#### Data supplied

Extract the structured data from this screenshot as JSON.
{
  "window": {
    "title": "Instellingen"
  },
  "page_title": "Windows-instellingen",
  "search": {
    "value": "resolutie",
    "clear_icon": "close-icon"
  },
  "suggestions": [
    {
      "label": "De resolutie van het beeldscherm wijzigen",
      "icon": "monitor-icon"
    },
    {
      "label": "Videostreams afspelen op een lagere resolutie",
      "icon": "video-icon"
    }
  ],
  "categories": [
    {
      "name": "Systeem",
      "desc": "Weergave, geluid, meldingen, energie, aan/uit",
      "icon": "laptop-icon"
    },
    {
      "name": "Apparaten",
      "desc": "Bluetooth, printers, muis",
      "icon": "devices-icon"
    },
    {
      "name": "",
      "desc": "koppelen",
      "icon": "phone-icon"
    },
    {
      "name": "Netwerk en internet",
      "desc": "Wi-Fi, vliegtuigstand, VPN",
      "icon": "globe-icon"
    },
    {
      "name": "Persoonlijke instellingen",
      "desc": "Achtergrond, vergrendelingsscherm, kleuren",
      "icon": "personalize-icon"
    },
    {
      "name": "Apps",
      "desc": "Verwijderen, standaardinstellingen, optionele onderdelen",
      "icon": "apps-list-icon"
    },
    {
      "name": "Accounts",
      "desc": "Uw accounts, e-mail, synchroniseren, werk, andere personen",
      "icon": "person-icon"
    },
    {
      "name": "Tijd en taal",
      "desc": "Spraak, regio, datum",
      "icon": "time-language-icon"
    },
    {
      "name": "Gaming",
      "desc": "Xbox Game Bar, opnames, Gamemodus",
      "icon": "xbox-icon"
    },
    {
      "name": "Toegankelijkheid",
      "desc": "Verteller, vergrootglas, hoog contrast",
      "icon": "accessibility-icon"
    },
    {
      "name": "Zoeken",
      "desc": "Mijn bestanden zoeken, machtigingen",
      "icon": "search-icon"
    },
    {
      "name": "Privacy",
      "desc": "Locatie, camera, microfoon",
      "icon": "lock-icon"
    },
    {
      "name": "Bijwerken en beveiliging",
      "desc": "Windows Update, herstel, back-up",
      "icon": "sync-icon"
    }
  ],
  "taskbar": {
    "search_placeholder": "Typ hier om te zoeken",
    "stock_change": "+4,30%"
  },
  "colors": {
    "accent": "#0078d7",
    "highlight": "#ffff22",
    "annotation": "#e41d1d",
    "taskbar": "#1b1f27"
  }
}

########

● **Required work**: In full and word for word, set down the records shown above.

● **Reply to the exercise**:
Extract the structured data from this screenshot as JSON.
{
  "window": {
    "title": "Instellingen"
  },
  "page_title": "Windows-instellingen",
  "search": {
    "value": "resolutie",
    "clear_icon": "close-icon"
  },
  "suggestions": [
    {
      "label": "De resolutie van het beeldscherm wijzigen",
      "icon": "monitor-icon"
    },
    {
      "label": "Videostreams afspelen op een lagere resolutie",
      "icon": "video-icon"
    }
  ],
  "categories": [
    {
      "name": "Systeem",
      "desc": "Weergave, geluid, meldingen, energie, aan/uit",
      "icon": "laptop-icon"
    },
    {
      "name": "Apparaten",
      "desc": "Bluetooth, printers, muis",
      "icon": "devices-icon"
    },
    {
      "name": "",
      "desc": "koppelen",
      "icon": "phone-icon"
    },
    {
      "name": "Netwerk en internet",
      "desc": "Wi-Fi, vliegtuigstand, VPN",
      "icon": "globe-icon"
    },
    {
      "name": "Persoonlijke instellingen",
      "desc": "Achtergrond, vergrendelingsscherm, kleuren",
      "icon": "personalize-icon"
    },
    {
      "name": "Apps",
      "desc": "Verwijderen, standaardinstellingen, optionele onderdelen",
      "icon": "apps-list-icon"
    },
    {
      "name": "Accounts",
      "desc": "Uw accounts, e-mail, synchroniseren, werk, andere personen",
      "icon": "person-icon"
    },
    {
      "name": "Tijd en taal",
      "desc": "Spraak, regio, datum",
      "icon": "time-language-icon"
    },
    {
      "name": "Gaming",
      "desc": "Xbox Game Bar, opnames, Gamemodus",
      "icon": "xbox-icon"
    },
    {
      "name": "Toegankelijkheid",
      "desc": "Verteller, vergrootglas, hoog contrast",
      "icon": "accessibility-icon"
    },
    {
      "name": "Zoeken",
      "desc": "Mijn bestanden zoeken, machtigingen",
      "icon": "search-icon"
    },
    {
      "name": "Privacy",
      "desc": "Locatie, camera, microfoon",
      "icon": "lock-icon"
    },
    {
      "name": "Bijwerken en beveiliging",
      "desc": "Windows Update, herstel, back-up",
      "icon": "sync-icon"
    }
  ],
  "taskbar": {
    "search_placeholder": "Typ hier om te zoeken",
    "stock_change": "+4,30%"
  },
  "colors": {
    "accent": "#0078d7",
    "highlight": "#ffff22",
    "annotation": "#e41d1d",
    "taskbar": "#1b1f27"
  }
}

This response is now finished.